US -4.8% GDP Just the Beginning

Last night’s headline -4.8% GDP print, whilst worse than expected, is far from telling the real story of the US economy, itself a proxy for the rest of the world.  Whilst a recession is technically 2 consecutive negative GDP prints, no one is saying this is not now officially a recession and an end to the US’s longest ever economic expansion.  Whilst yes -4.8% is the worst print since 2008, it tells only a fraction of the story, about 20% of the story to be exact.  From Bloomberg:

“It’s kind of incredible when you think about the fact that the economy was running pretty much on a normal footing for over 80% of the first quarter,”

When that is extrapolated and knowing what we know now already for Q2, the forecasts for this next quarter make that -4.8% look small.  In reference to the chart below we will clearly need a much bigger chart…. From Bloomberg:

“The current quarter is likely to be far worse, with analysts expecting the economy to tumble by a record amount in data going back to the 1940s. Bloomberg Economics has projected a 37% annualized contraction, but UniCredit is the most bearish with a 65% estimate.”

Contraction Hits

The makeup of the plunge was hugely impacted by PCE (Personal Consumption Expenditure – the worst since 1980) and then across the board with only an uptick in imports and (surprise surprise) government spending the only positives:

Quarterly GDP By Component Breakdown

The markets’ reaction?  Meh…

‘Coincidentally’ the release of a positive report showing Gilead’s Remdesivir virus cure progress came just seconds before the GDP print.  Whilst showing only a marginal improvement in projected mortality rates, not a cure nor a vaccine, the market decided to focus on that rather than that pesky GDP print and rallied strongly.  Yep, the biggest quarterly drop in GDP since the GFC, worse than expected and on just 20% of the quarter in lockdown saw sharemarkets rally.  If you needed any further proof of a bull trap rally (read here if you missed our explanation) you’ve been drinking too much Dettol.    This chart speaks volumes…

S&P500 Index

But clearly not everyone is drinking from the Isocol fountain.  Precious metals and crypto rallied on the news. 

The Fed then came out and reinforced they will do whatever it takes:

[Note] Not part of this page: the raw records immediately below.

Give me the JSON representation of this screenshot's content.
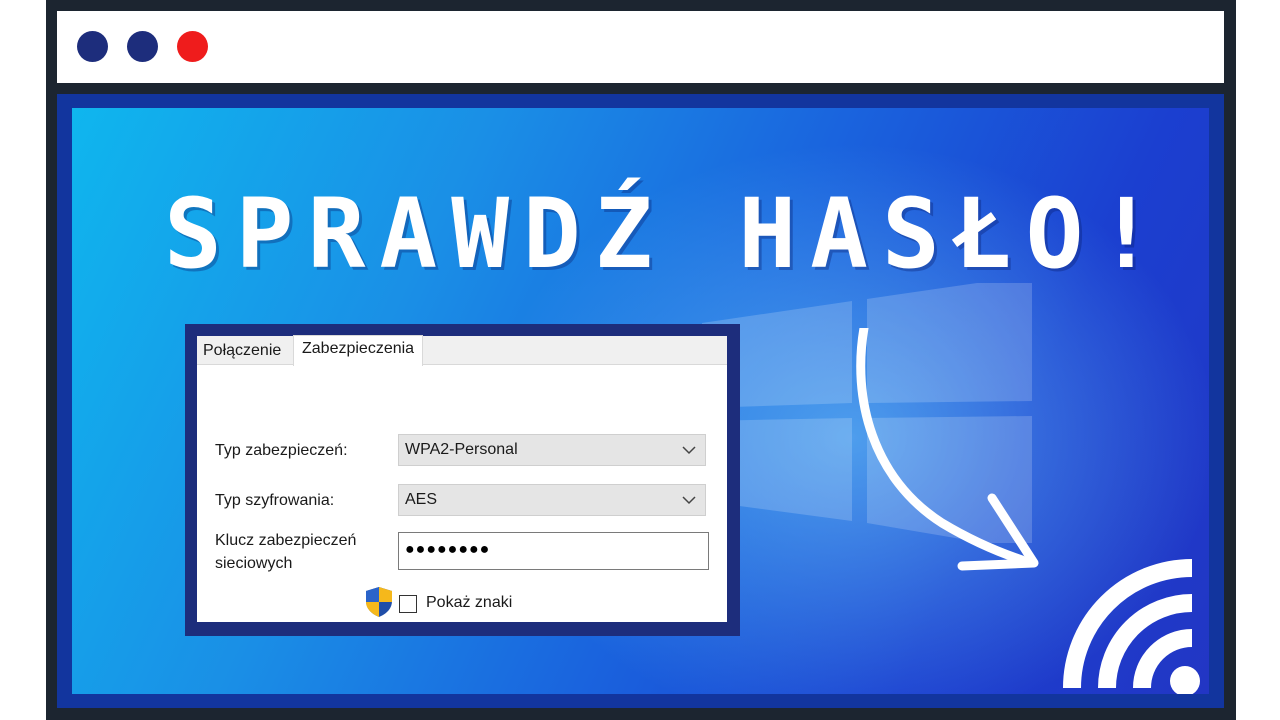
{
  "window": {
    "dots": [
      "#1d2d7c",
      "#1d2d7c",
      "#ef1c1c"
    ]
  },
  "headline": {
    "text": "SPRAWDŹ HASŁO!"
  },
  "dialog": {
    "tabs": [
      {
        "label": "Połączenie"
      },
      {
        "label": "Zabezpieczenia",
        "active": true
      }
    ],
    "security_type": {
      "label": "Typ zabezpieczeń:",
      "value": "WPA2-Personal"
    },
    "encryption_type": {
      "label": "Typ szyfrowania:",
      "value": "AES"
    },
    "network_key": {
      "label_line1": "Klucz zabezpieczeń",
      "label_line2": "sieciowych",
      "value": "●●●●●●●●"
    },
    "show_chars": {
      "label": "Pokaż znaki",
      "checked": false
    }
  },
  "icons": [
    "shield-icon",
    "chevron-down-icon",
    "curved-arrow-icon",
    "wifi-icon",
    "windows-logo-icon"
  ]
}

"The ongoing public health crisis will weigh heavily on economic activity, employment and inflation in the near term, and poses considerable risks to the economic outlook over the medium term,"


“To support the flow of credit to households and businesses, the Federal Reserve will continue to purchase Treasury securities and agency residential and commercial mortgage-backed securities in the amounts needed to support smooth market functioning, thereby fostering effective transmission of monetary policy to broader financial conditions”


“The Federal Reserve is redefining central banking. By lending widely to businesses, states and cities in its effort to insulate the U.S. economy from the coronavirus pandemic, it is breaking century-old taboos about who gets money from the central bank in a crisis, on what terms, and what risks it will take about getting that money back.”

(courtesy of Wall Street Journal’s Fed watchers Jon Hilsenrath and Nick Timiraos)


"The debt is growing faster than the economy. This is not the time to act upon those concerns"

Literally from the mouth of Jerome Powell, Chair of the Federal Reserve, in his press conference last night.

The problem is, neither the Fed, the US Government nor nearly any other central bank or government in the world today seems to think this rampant accumulation of debt and debasement of money is a concern.

People are buying up gold, silver, bitcoin, Ethereum etc etc for that very reason.  Debt always eventually matters as does economic reality for shares.